All entries must be repeated exactly. No picture should appear in the result.

---------------

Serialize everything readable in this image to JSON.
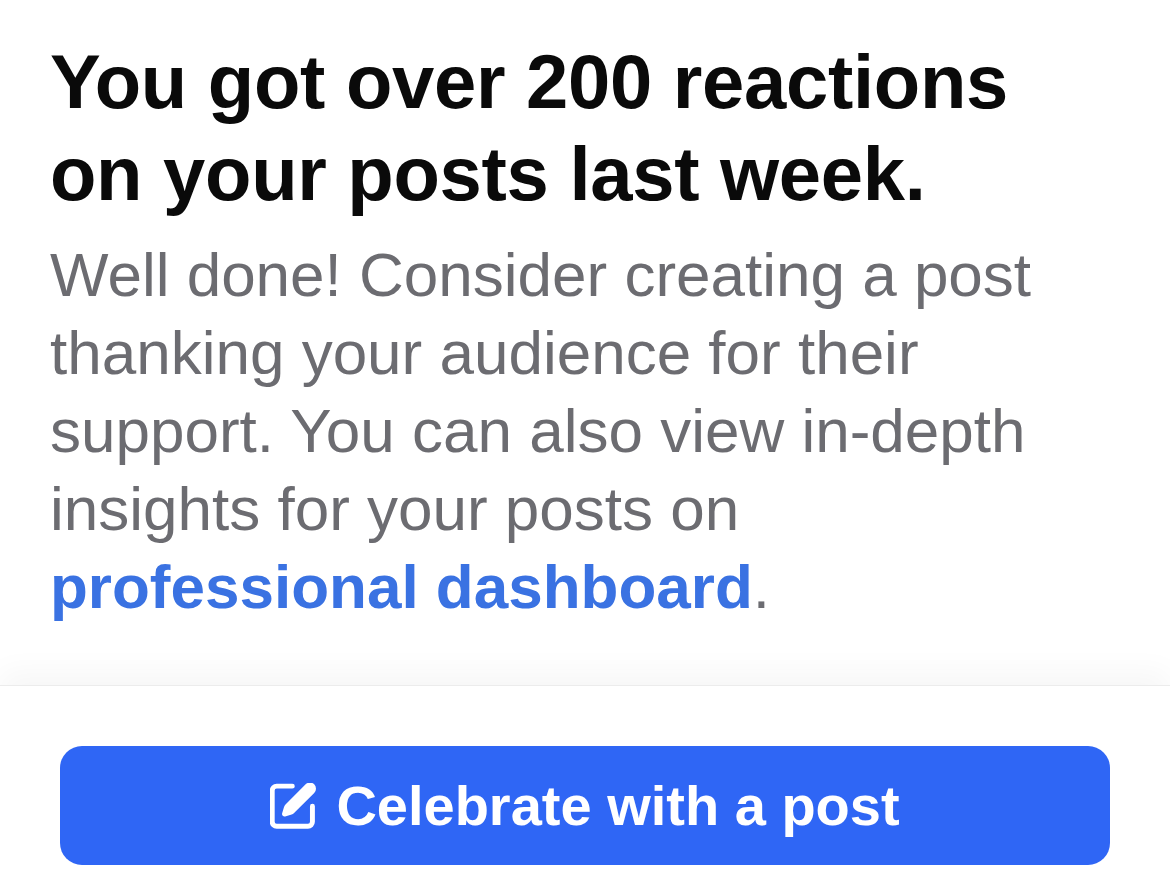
{
  "heading": "You got over 200 reactions on your posts last week.",
  "body": {
    "text": "Well done! Consider creating a post thanking your audience for their support. You can also view in-depth insights for your posts on ",
    "link": "professional dashboard",
    "end": "."
  },
  "button": {
    "label": "Celebrate with a post"
  }
}
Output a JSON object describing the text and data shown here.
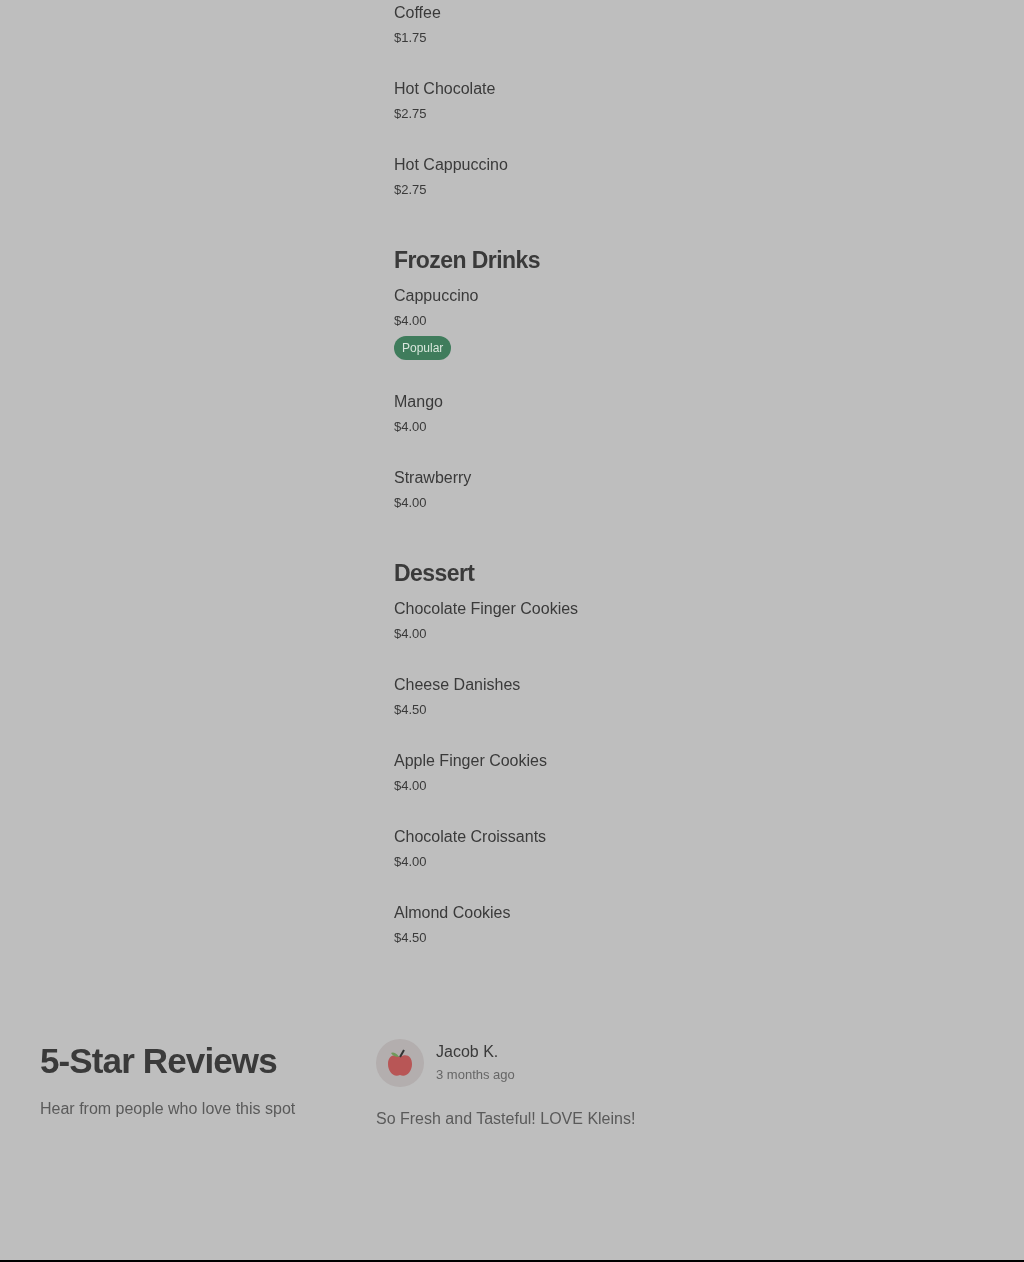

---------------

=== Output for this exercise ===
Serialize everything readable in this image to JSON.
{
  "heading": "You got over 200 reactions on your posts last week.",
  "body": {
    "text": "Well done! Consider creating a post thanking your audience for their support. You can also view in-depth insights for your posts on ",
    "link": "professional dashboard",
    "end": "."
  },
  "button": {
    "label": "Celebrate with a post"
  }
}
Output a JSON object describing the text and data shown here.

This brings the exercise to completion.